Type 1 diabetes can develop at any age, but usually appears before the age of 40 years, particularly in childhood. It is characterized by high blood sugar levels as the pancreas does not produce any insulin. A new study has revealed that patients with type 1 diabetes have significantly lower blood levels of four proteins, which helps in protecting their tissue from attack by their immune system. The study findings point toward a sort of protein cocktail that could help at-risk children avoid disease development as well as new biomarkers in the blood that could aid disease diagnosis, prognosis and management.

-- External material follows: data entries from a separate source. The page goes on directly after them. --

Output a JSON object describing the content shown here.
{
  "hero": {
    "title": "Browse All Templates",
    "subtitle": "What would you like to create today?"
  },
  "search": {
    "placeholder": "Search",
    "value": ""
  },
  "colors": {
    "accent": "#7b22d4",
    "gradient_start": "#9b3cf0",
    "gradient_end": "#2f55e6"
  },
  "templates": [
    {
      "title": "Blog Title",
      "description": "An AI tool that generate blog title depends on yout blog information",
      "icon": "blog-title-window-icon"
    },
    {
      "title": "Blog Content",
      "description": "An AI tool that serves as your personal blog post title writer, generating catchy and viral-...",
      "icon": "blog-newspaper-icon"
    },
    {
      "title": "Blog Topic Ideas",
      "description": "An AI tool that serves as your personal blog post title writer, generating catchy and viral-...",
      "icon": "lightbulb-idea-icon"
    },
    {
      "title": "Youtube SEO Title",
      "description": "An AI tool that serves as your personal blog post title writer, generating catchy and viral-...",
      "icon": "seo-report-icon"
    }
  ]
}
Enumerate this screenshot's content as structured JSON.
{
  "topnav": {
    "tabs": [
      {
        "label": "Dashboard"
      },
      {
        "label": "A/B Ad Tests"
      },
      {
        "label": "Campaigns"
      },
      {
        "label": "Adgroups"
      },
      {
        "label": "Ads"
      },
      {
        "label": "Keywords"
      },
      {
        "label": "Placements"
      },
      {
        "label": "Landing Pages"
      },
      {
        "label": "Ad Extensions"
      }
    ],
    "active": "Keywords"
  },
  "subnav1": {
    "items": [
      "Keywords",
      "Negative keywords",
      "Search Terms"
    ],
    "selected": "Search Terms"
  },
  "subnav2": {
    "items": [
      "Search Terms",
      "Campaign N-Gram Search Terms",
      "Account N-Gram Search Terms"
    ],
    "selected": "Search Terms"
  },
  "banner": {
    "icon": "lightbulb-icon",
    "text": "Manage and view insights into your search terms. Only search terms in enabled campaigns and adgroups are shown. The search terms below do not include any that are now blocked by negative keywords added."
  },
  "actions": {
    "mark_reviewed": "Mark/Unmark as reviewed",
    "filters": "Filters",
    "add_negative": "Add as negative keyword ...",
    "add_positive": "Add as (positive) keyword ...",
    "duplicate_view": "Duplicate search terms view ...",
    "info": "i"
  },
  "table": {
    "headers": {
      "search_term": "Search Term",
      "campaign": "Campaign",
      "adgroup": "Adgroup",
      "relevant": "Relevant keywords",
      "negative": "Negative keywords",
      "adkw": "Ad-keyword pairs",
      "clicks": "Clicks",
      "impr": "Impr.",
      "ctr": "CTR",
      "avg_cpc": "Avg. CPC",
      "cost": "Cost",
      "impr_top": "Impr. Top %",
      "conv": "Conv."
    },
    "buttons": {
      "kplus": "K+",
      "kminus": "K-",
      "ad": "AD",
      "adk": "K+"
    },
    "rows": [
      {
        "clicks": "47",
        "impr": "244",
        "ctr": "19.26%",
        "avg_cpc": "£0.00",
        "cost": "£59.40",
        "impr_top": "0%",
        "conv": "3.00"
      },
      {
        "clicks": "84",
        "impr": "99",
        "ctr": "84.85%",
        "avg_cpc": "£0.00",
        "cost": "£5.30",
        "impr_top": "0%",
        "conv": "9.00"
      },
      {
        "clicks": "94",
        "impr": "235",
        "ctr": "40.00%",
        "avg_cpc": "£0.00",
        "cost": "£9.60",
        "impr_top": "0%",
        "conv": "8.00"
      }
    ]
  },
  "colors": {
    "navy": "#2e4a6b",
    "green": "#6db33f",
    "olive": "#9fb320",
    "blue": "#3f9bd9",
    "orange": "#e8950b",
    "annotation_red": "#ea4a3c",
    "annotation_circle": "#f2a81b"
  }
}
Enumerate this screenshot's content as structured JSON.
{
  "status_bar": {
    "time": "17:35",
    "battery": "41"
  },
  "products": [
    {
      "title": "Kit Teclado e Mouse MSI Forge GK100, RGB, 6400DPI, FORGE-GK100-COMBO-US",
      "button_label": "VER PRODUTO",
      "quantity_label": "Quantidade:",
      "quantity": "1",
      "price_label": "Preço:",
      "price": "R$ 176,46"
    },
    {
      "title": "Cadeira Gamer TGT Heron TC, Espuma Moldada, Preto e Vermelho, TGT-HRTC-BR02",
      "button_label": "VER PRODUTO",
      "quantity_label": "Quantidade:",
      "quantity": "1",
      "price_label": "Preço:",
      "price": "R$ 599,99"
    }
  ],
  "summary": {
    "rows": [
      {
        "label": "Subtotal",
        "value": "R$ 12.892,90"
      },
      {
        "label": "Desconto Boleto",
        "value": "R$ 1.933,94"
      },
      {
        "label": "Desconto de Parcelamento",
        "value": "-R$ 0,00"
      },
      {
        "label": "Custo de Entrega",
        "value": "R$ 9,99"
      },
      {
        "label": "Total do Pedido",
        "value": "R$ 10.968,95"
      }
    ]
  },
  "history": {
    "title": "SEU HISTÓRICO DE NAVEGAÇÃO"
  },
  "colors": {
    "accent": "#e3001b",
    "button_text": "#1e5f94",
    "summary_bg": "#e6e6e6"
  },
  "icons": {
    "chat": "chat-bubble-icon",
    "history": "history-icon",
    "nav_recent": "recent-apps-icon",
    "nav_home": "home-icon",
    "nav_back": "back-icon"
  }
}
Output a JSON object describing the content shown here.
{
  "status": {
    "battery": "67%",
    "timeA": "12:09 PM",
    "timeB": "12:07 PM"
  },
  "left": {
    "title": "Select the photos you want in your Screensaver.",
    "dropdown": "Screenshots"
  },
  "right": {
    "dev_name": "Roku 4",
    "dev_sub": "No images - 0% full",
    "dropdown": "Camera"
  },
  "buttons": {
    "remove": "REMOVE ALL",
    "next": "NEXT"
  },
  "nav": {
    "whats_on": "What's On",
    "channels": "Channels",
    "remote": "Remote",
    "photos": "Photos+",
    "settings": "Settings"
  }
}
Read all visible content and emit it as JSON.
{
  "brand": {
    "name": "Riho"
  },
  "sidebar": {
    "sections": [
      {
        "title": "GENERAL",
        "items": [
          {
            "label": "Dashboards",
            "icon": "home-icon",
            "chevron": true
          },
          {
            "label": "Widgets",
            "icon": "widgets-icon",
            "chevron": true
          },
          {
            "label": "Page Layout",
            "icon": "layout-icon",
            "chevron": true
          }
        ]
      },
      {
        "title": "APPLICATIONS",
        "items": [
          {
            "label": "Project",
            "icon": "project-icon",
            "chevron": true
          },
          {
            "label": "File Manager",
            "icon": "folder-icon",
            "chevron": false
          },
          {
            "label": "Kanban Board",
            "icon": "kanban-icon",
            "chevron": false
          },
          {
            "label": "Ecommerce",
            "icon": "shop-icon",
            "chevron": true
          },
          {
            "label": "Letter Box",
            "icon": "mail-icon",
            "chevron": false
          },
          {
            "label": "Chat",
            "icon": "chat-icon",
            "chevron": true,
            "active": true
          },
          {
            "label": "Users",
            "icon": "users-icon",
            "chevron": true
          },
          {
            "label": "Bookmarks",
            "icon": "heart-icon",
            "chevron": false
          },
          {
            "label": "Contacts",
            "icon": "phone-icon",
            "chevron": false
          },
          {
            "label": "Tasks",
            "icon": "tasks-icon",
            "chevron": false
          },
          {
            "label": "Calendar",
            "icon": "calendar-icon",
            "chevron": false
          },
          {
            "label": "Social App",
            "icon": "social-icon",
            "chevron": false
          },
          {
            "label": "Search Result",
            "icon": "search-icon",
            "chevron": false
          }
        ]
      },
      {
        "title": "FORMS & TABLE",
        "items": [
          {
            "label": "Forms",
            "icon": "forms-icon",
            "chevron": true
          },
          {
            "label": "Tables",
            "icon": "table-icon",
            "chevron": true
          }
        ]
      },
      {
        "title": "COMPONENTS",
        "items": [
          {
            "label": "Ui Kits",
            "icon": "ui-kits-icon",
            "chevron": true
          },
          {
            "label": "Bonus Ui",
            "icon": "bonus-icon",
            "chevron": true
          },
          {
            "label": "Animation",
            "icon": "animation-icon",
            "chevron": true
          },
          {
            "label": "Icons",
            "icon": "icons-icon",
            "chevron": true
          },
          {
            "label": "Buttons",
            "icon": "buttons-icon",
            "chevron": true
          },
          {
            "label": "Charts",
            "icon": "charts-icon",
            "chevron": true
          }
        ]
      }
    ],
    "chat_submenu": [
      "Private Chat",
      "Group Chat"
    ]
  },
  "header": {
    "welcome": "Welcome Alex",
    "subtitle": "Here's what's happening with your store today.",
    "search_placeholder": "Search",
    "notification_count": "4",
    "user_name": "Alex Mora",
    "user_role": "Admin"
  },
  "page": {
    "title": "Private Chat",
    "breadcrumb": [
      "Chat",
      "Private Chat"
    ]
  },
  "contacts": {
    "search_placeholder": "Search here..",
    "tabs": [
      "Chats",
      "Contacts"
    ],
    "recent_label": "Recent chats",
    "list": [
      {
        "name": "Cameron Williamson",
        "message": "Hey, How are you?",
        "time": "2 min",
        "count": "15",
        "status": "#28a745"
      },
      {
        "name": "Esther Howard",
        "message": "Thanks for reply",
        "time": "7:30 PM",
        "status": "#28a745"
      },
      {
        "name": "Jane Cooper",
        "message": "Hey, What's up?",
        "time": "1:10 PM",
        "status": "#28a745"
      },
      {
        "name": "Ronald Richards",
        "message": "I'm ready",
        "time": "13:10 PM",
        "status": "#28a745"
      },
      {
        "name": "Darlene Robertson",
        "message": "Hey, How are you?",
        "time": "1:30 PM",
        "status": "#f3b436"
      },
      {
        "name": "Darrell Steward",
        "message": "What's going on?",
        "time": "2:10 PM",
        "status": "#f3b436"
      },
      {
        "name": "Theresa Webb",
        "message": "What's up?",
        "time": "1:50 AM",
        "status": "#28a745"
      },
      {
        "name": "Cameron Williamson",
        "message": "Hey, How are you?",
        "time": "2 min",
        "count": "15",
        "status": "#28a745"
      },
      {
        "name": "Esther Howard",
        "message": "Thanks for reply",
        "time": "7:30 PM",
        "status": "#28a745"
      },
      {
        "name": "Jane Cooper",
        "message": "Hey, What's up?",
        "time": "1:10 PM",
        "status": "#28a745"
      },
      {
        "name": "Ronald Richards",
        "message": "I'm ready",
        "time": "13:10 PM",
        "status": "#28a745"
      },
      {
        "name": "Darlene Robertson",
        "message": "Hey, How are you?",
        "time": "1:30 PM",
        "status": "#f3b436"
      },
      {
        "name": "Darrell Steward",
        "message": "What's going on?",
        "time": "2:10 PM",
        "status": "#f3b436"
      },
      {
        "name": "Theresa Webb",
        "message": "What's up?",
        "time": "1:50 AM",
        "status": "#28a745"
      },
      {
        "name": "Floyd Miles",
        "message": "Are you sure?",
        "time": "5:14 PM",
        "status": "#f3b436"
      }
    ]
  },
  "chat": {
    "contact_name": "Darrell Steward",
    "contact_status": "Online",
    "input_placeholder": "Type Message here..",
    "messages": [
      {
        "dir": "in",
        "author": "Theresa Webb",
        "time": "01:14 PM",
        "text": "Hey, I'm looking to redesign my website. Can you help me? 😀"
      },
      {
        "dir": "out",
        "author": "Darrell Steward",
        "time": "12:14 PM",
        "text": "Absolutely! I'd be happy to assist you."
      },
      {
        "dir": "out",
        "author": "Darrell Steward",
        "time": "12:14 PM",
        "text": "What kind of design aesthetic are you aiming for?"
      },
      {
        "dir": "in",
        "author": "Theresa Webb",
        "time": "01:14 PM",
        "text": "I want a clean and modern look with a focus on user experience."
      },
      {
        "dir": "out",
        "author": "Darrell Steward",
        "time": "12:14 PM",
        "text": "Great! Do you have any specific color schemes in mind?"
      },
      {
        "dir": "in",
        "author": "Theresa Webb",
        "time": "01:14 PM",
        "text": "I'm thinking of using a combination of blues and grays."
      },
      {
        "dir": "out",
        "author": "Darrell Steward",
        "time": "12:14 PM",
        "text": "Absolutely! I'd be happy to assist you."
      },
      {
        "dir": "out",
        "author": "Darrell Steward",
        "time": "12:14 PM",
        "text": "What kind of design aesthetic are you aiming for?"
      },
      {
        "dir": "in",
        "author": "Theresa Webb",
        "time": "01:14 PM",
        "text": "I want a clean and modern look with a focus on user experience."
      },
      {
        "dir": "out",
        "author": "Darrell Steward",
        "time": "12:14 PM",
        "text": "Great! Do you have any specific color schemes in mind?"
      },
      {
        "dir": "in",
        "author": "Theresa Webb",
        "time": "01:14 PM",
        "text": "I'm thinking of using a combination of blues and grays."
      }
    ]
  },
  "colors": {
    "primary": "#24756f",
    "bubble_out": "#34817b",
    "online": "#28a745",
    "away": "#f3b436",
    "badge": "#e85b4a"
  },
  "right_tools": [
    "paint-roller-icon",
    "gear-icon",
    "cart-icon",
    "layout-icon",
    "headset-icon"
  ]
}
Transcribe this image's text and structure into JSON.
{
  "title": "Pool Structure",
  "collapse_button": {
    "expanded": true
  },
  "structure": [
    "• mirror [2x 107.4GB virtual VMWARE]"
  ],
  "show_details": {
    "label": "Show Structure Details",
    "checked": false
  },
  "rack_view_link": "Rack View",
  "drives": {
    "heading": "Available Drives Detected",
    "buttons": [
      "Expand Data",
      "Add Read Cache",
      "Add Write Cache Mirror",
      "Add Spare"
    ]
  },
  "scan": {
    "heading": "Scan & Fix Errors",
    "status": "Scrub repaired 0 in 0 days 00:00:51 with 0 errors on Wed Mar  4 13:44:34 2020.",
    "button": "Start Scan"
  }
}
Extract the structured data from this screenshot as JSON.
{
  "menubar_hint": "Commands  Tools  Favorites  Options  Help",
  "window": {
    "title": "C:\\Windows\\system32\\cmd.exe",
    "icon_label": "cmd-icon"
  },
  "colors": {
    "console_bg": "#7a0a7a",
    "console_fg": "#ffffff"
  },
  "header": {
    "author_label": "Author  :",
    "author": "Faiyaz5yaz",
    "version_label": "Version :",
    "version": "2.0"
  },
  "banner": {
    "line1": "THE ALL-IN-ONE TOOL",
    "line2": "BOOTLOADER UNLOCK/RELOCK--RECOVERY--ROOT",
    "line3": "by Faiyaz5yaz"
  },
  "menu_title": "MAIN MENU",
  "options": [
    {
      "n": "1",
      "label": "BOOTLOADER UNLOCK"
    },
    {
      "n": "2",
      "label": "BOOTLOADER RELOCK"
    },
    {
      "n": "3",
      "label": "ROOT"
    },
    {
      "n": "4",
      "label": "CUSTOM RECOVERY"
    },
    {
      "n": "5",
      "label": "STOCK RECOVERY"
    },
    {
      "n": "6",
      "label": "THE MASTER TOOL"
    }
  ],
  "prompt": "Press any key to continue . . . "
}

Dr. Jin-Xiong She, professor at the Medical College of Georgia, said, "The patient's first-degree relatives, who share some of the high-risk genes but do not have the disease, have high levels of these proteins circulating in their blood."
Author Sharad Purohit said, "Individuals who have three of the known high-risk genes for type 1 diabetes but high serum levels of these four proteins were less likely to have disease, suggesting that these proteins may provide dominant levels of protection against type 1 diabetes even in a genetically high-risk group."
The research team claim that cytokines and chemokines could promote or inhibit inflammation and cytokines such as MIP-1beta can do both and the proper mix help keep inflammation in check. Dr. She said, "We were providing evidence that clinical trials with any of these four molecules may work and if we used them in combination, they may work even better."
The study was published in the Journal of Clinical Endocrinology and Metabolism.